EXERCISE BRIEF -> Within the entries below, count the lines that hold the string "emoji" and give only that number.

EXCERPTED RECORDS ->
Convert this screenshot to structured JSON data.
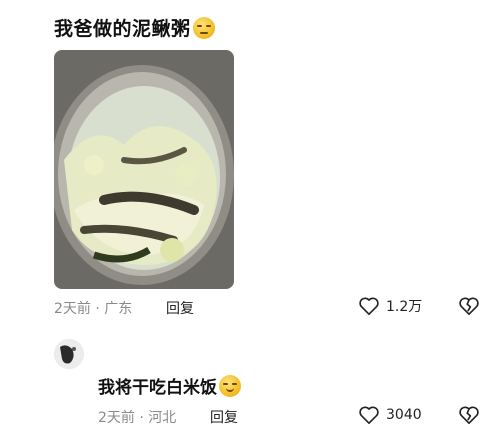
{
  "comments": [
    {
      "text": "我爸做的泥鳅粥",
      "emoji": "neutral-face-emoji",
      "time": "2天前",
      "location": "广东",
      "reply_label": "回复",
      "likes": "1.2万"
    },
    {
      "text": "我将干吃白米饭",
      "emoji": "smile-emoji",
      "time": "2天前",
      "location": "河北",
      "reply_label": "回复",
      "likes": "3040"
    }
  ],
  "separator": "·",
  "icons": {
    "like": "heart-outline-icon",
    "dislike": "broken-heart-icon"
  },
  "colors": {
    "meta_text": "#8a8a8a",
    "primary_text": "#111111"
  }
}
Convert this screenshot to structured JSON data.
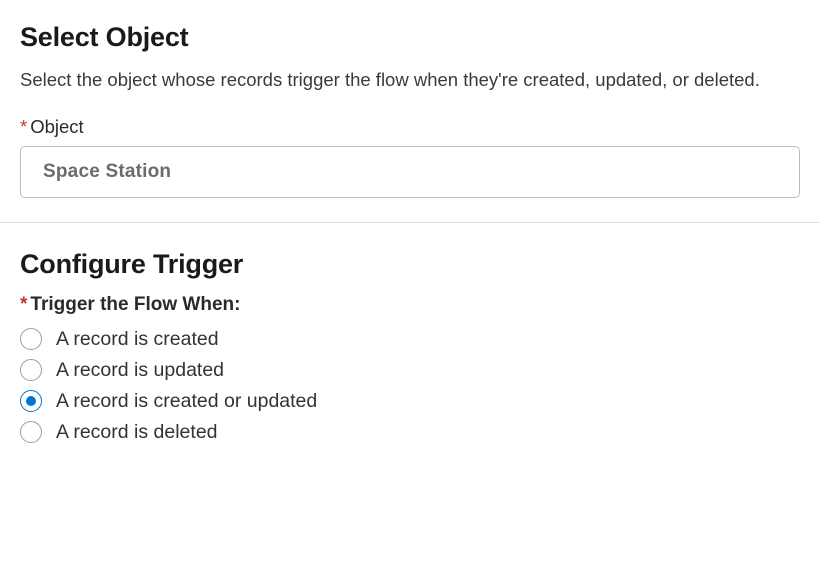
{
  "select_object": {
    "heading": "Select Object",
    "description": "Select the object whose records trigger the flow when they're created, updated, or deleted.",
    "field_label": "Object",
    "asterisk": "*",
    "object_value": "Space Station"
  },
  "configure_trigger": {
    "heading": "Configure Trigger",
    "asterisk": "*",
    "legend_label": "Trigger the Flow When:",
    "options": [
      {
        "label": "A record is created",
        "checked": false
      },
      {
        "label": "A record is updated",
        "checked": false
      },
      {
        "label": "A record is created or updated",
        "checked": true
      },
      {
        "label": "A record is deleted",
        "checked": false
      }
    ]
  }
}
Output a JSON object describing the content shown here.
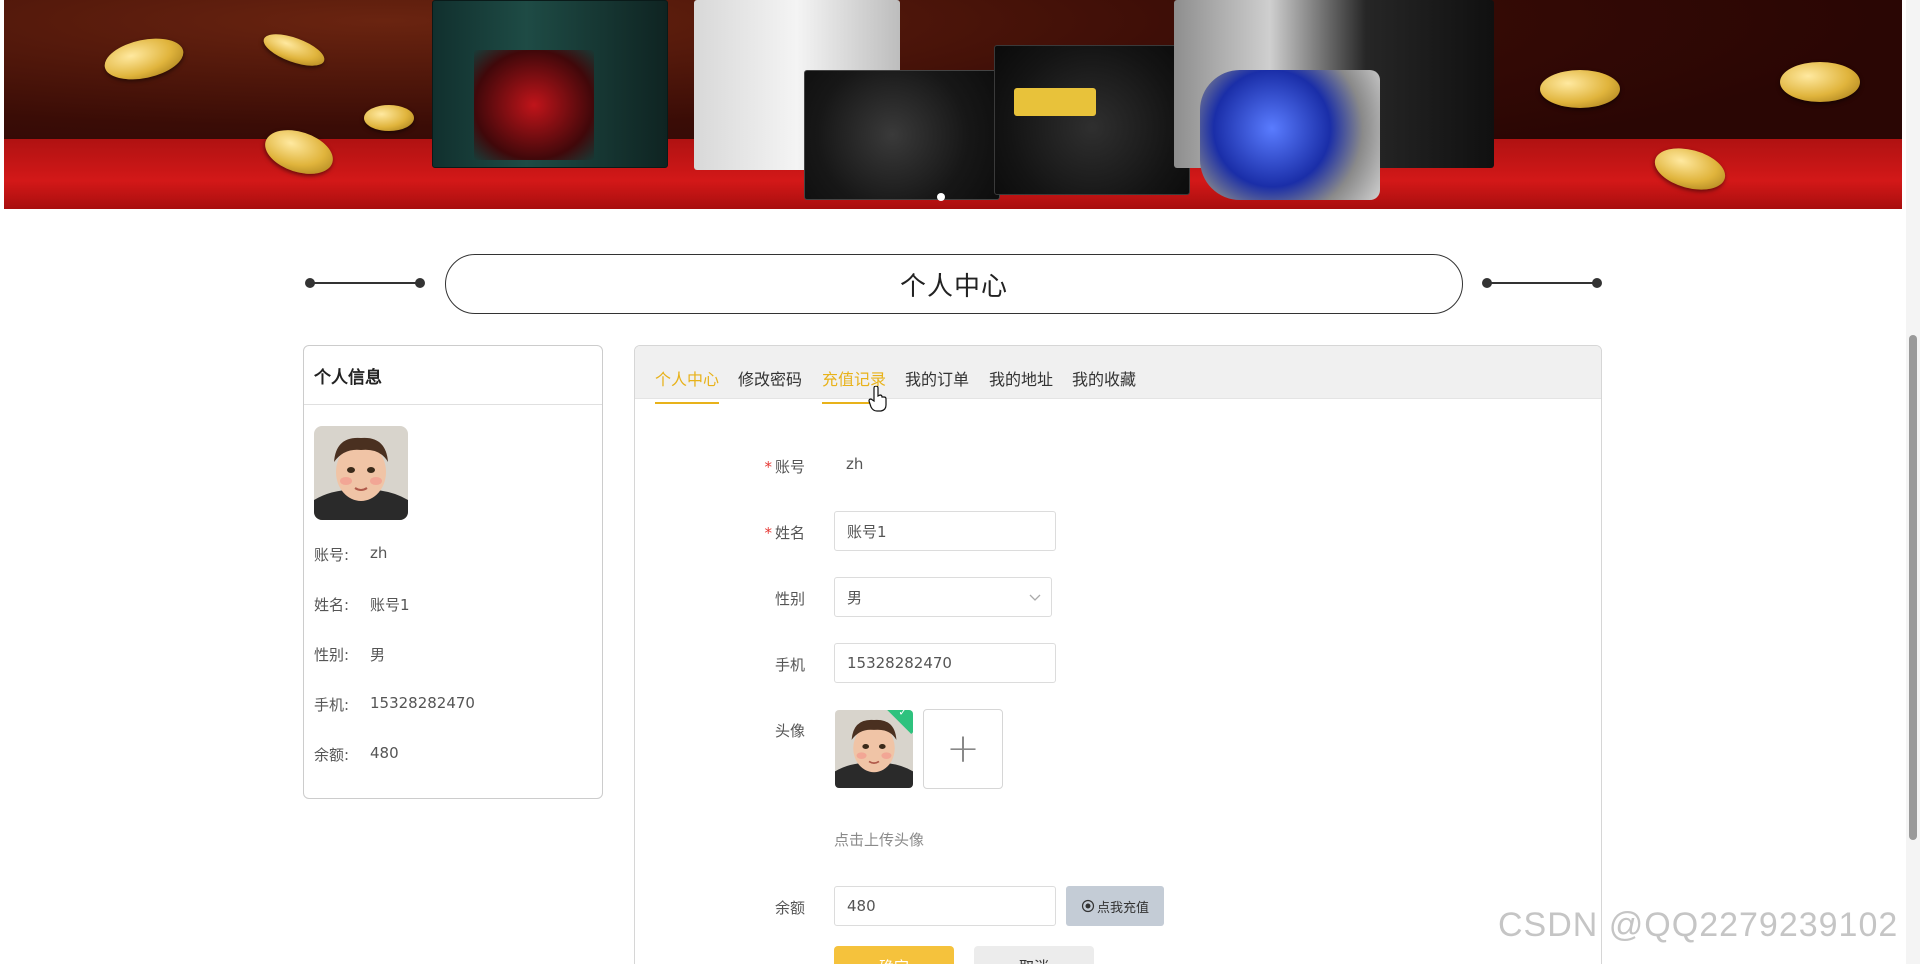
{
  "section_title": "个人中心",
  "left_card": {
    "title": "个人信息",
    "rows": [
      {
        "label": "账号:",
        "value": "zh"
      },
      {
        "label": "姓名:",
        "value": "账号1"
      },
      {
        "label": "性别:",
        "value": "男"
      },
      {
        "label": "手机:",
        "value": "15328282470"
      },
      {
        "label": "余额:",
        "value": "480"
      }
    ]
  },
  "tabs": [
    {
      "label": "个人中心",
      "active": true
    },
    {
      "label": "修改密码",
      "active": false
    },
    {
      "label": "充值记录",
      "active": false
    },
    {
      "label": "我的订单",
      "active": false
    },
    {
      "label": "我的地址",
      "active": false
    },
    {
      "label": "我的收藏",
      "active": false
    }
  ],
  "form": {
    "account": {
      "label": "账号",
      "value": "zh",
      "required": true
    },
    "name": {
      "label": "姓名",
      "value": "账号1",
      "required": true
    },
    "gender": {
      "label": "性别",
      "value": "男"
    },
    "phone": {
      "label": "手机",
      "value": "15328282470"
    },
    "avatar": {
      "label": "头像",
      "hint": "点击上传头像",
      "add_symbol": "+"
    },
    "balance": {
      "label": "余额",
      "value": "480",
      "recharge_label": "点我充值"
    },
    "submit_label": "确定",
    "cancel_label": "取消"
  },
  "watermark": "CSDN @QQ2279239102",
  "colors": {
    "accent": "#e8b21a",
    "required": "#e53935",
    "success_badge": "#2ec27e"
  }
}
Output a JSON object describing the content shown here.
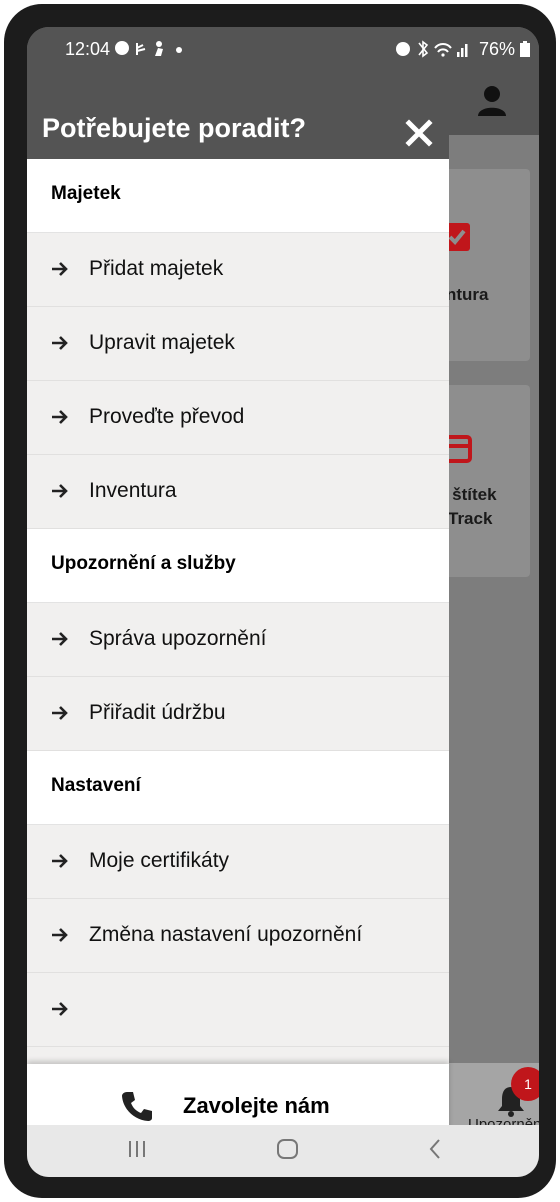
{
  "status_bar": {
    "time": "12:04",
    "left_icons": [
      "facebook-icon",
      "usb-icon",
      "person-icon",
      "dot-icon"
    ],
    "right_icons": [
      "alarm-icon",
      "bluetooth-icon",
      "wifi-icon",
      "signal-icon"
    ],
    "battery": "76%"
  },
  "drawer": {
    "title": "Potřebujete poradit?",
    "sections": [
      {
        "title": "Majetek",
        "items": [
          "Přidat majetek",
          "Upravit majetek",
          "Proveďte převod",
          "Inventura"
        ]
      },
      {
        "title": "Upozornění a služby",
        "items": [
          "Správa upozornění",
          "Přiřadit údržbu"
        ]
      },
      {
        "title": "Nastavení",
        "items": [
          "Moje certifikáty",
          "Změna nastavení upozornění",
          ""
        ]
      }
    ],
    "call_label": "Zavolejte nám"
  },
  "background": {
    "card1_label": "ntura",
    "card2_line1": "ý štítek",
    "card2_line2": "Track",
    "notification_count": "1",
    "notification_label": "Upozornění"
  },
  "colors": {
    "header": "#545454",
    "accent": "#c0161b",
    "item_bg": "#f1f0ef"
  }
}
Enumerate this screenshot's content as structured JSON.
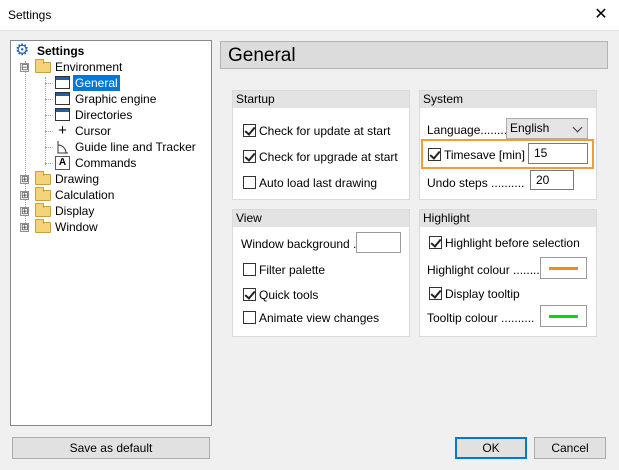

TASK RESULT -> 2